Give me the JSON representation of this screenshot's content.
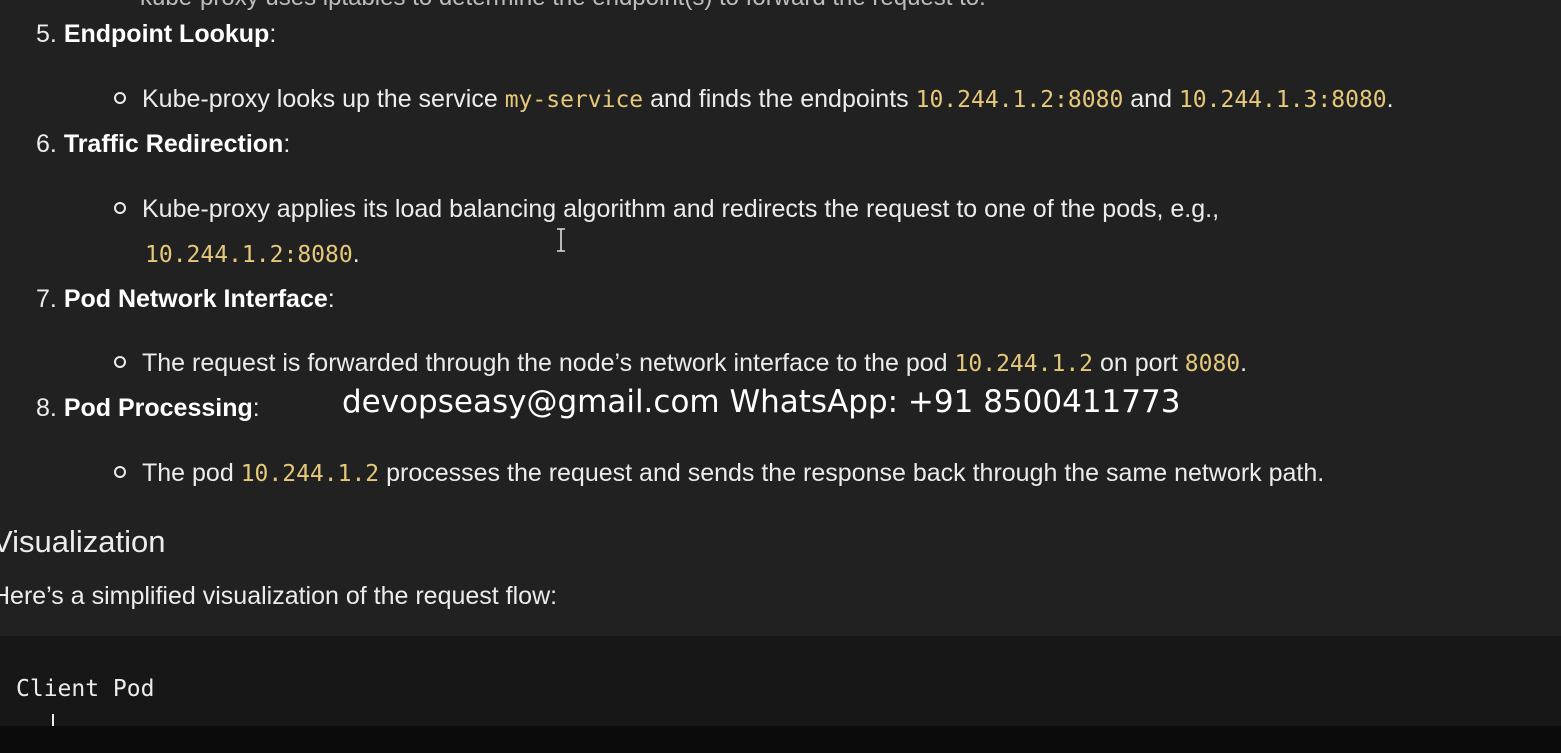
{
  "cutoff_text": "kube-proxy uses iptables to determine the endpoint(s) to forward the request to.",
  "steps": [
    {
      "num": "5.",
      "title": "Endpoint Lookup",
      "suffix": ":",
      "bullet": {
        "t1": "Kube-proxy looks up the service ",
        "c1": "my-service",
        "t2": " and finds the endpoints ",
        "c2": "10.244.1.2:8080",
        "t3": " and ",
        "c3": "10.244.1.3:8080",
        "t4": "."
      }
    },
    {
      "num": "6.",
      "title": "Traffic Redirection",
      "suffix": ":",
      "bullet": {
        "t1": "Kube-proxy applies its load balancing algorithm and redirects the request to one of the pods, e.g.,",
        "c1": "10.244.1.2:8080",
        "t2": "."
      }
    },
    {
      "num": "7.",
      "title": "Pod Network Interface",
      "suffix": ":",
      "bullet": {
        "t1": "The request is forwarded through the node’s network interface to the pod ",
        "c1": "10.244.1.2",
        "t2": " on port ",
        "c2": "8080",
        "t3": "."
      }
    },
    {
      "num": "8.",
      "title": "Pod Processing",
      "suffix": ":",
      "bullet": {
        "t1": "The pod ",
        "c1": "10.244.1.2",
        "t2": " processes the request and sends the response back through the same network path."
      }
    }
  ],
  "watermark": "devopseasy@gmail.com WhatsApp: +91 8500411773",
  "section": {
    "heading": "Visualization",
    "intro": "Here’s a simplified visualization of the request flow:"
  },
  "code_block": {
    "line1": "Client Pod"
  },
  "colors": {
    "background": "#212121",
    "code_inline": "#e6c87a",
    "code_block_bg": "#171717"
  }
}
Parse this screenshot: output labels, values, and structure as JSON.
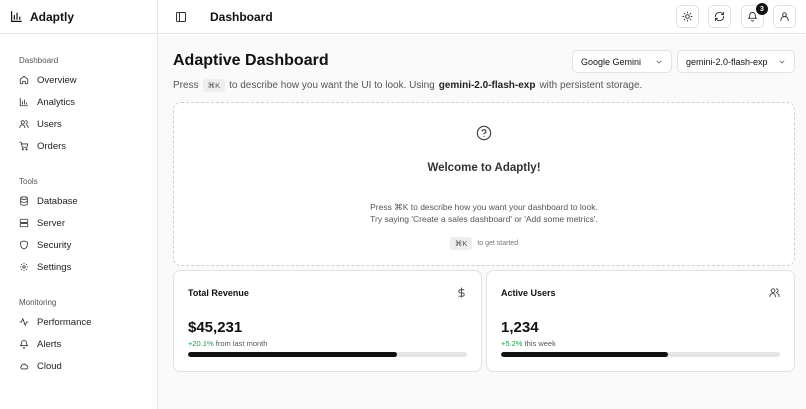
{
  "brand": {
    "name": "Adaptly"
  },
  "sidebar": {
    "sections": [
      {
        "label": "Dashboard",
        "items": [
          {
            "label": "Overview",
            "icon": "home-icon"
          },
          {
            "label": "Analytics",
            "icon": "bar-chart-icon"
          },
          {
            "label": "Users",
            "icon": "users-icon"
          },
          {
            "label": "Orders",
            "icon": "cart-icon"
          }
        ]
      },
      {
        "label": "Tools",
        "items": [
          {
            "label": "Database",
            "icon": "database-icon"
          },
          {
            "label": "Server",
            "icon": "server-icon"
          },
          {
            "label": "Security",
            "icon": "shield-icon"
          },
          {
            "label": "Settings",
            "icon": "gear-icon"
          }
        ]
      },
      {
        "label": "Monitoring",
        "items": [
          {
            "label": "Performance",
            "icon": "activity-icon"
          },
          {
            "label": "Alerts",
            "icon": "bell-icon"
          },
          {
            "label": "Cloud",
            "icon": "cloud-icon"
          }
        ]
      }
    ]
  },
  "header": {
    "title": "Dashboard",
    "notification_count": "3",
    "icons": [
      "sidebar-toggle-icon",
      "sun-icon",
      "refresh-icon",
      "bell-icon",
      "user-icon"
    ]
  },
  "main": {
    "heading": "Adaptive Dashboard",
    "subtitle": {
      "prefix": "Press",
      "shortcut": "⌘K",
      "middle": "to describe how you want the UI to look. Using",
      "model": "gemini-2.0-flash-exp",
      "suffix": "with persistent storage."
    },
    "provider_select": {
      "value": "Google Gemini"
    },
    "model_select": {
      "value": "gemini-2.0-flash-exp"
    },
    "welcome": {
      "title": "Welcome to Adaptly!",
      "line1": "Press ⌘K to describe how you want your dashboard to look.",
      "line2": "Try saying 'Create a sales dashboard' or 'Add some metrics'.",
      "hint_key": "⌘K",
      "hint_text": "to get started"
    },
    "cards": [
      {
        "title": "Total Revenue",
        "icon": "dollar-icon",
        "value": "$45,231",
        "delta": "+20.1%",
        "delta_text": "from last month",
        "progress": 0.75
      },
      {
        "title": "Active Users",
        "icon": "users-icon",
        "value": "1,234",
        "delta": "+5.2%",
        "delta_text": "this week",
        "progress": 0.6
      }
    ]
  },
  "colors": {
    "accent": "#111111",
    "positive": "#16a34a",
    "border": "#e2e2e2",
    "muted": "#555555"
  }
}
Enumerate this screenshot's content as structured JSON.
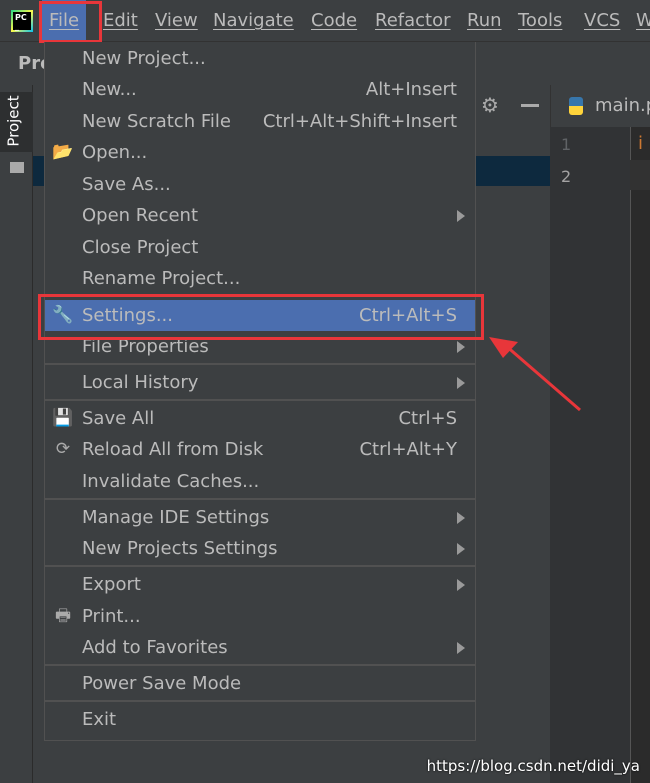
{
  "menubar": {
    "items": [
      "File",
      "Edit",
      "View",
      "Navigate",
      "Code",
      "Refactor",
      "Run",
      "Tools",
      "VCS",
      "W"
    ],
    "active": "File"
  },
  "toolbar": {
    "project_title": "Pro"
  },
  "sidebar": {
    "project_tab": "Project"
  },
  "editor": {
    "tab": "main.p",
    "line_numbers": [
      "1",
      "2"
    ],
    "code_char": "i"
  },
  "file_menu": {
    "items": [
      {
        "label": "New Project...",
        "shortcut": ""
      },
      {
        "label": "New...",
        "shortcut": "Alt+Insert"
      },
      {
        "label": "New Scratch File",
        "shortcut": "Ctrl+Alt+Shift+Insert"
      },
      {
        "label": "Open...",
        "shortcut": "",
        "icon": "folder-open-icon"
      },
      {
        "label": "Save As...",
        "shortcut": ""
      },
      {
        "label": "Open Recent",
        "submenu": true
      },
      {
        "label": "Close Project",
        "shortcut": ""
      },
      {
        "label": "Rename Project...",
        "shortcut": ""
      },
      {
        "label": "Settings...",
        "shortcut": "Ctrl+Alt+S",
        "icon": "wrench-icon",
        "highlighted": true
      },
      {
        "label": "File Properties",
        "submenu": true
      },
      {
        "label": "Local History",
        "submenu": true
      },
      {
        "label": "Save All",
        "shortcut": "Ctrl+S",
        "icon": "floppy-disk-icon"
      },
      {
        "label": "Reload All from Disk",
        "shortcut": "Ctrl+Alt+Y",
        "icon": "reload-icon"
      },
      {
        "label": "Invalidate Caches...",
        "shortcut": ""
      },
      {
        "label": "Manage IDE Settings",
        "submenu": true
      },
      {
        "label": "New Projects Settings",
        "submenu": true
      },
      {
        "label": "Export",
        "submenu": true
      },
      {
        "label": "Print...",
        "shortcut": "",
        "icon": "printer-icon"
      },
      {
        "label": "Add to Favorites",
        "submenu": true
      },
      {
        "label": "Power Save Mode",
        "shortcut": ""
      },
      {
        "label": "Exit",
        "shortcut": ""
      }
    ]
  },
  "colors": {
    "highlight": "#4b6eaf",
    "annotation": "#e8363a",
    "background": "#3c3f41"
  },
  "watermark": "https://blog.csdn.net/didi_ya"
}
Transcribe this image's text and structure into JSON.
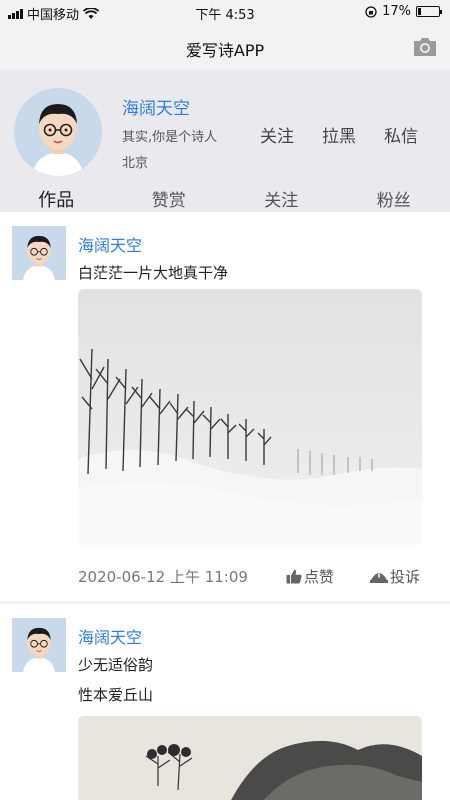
{
  "status_bar": {
    "carrier": "中国移动",
    "time": "下午 4:53",
    "battery": "17%",
    "battery_level": 0.17
  },
  "nav": {
    "title": "爱写诗APP",
    "camera_icon": "camera-icon"
  },
  "profile": {
    "name": "海阔天空",
    "bio": "其实,你是个诗人",
    "location": "北京",
    "actions": [
      "关注",
      "拉黑",
      "私信"
    ]
  },
  "tabs": [
    "作品",
    "赞赏",
    "关注",
    "粉丝"
  ],
  "posts": [
    {
      "author": "海阔天空",
      "lines": [
        "白茫茫一片大地真干净"
      ],
      "date": "2020-06-12 上午 11:09",
      "like_label": "点赞",
      "report_label": "投诉"
    },
    {
      "author": "海阔天空",
      "lines": [
        "少无适俗韵",
        "性本爱丘山"
      ]
    }
  ],
  "colors": {
    "accent": "#2c7fd6",
    "header_bg": "#f2f2f4",
    "profile_bg": "#eaeaee"
  }
}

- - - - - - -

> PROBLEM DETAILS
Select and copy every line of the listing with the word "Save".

> RESPONSE BELOW
        "label": "Save As...",
        "label": "Save All",
        "label": "Power Save Mode",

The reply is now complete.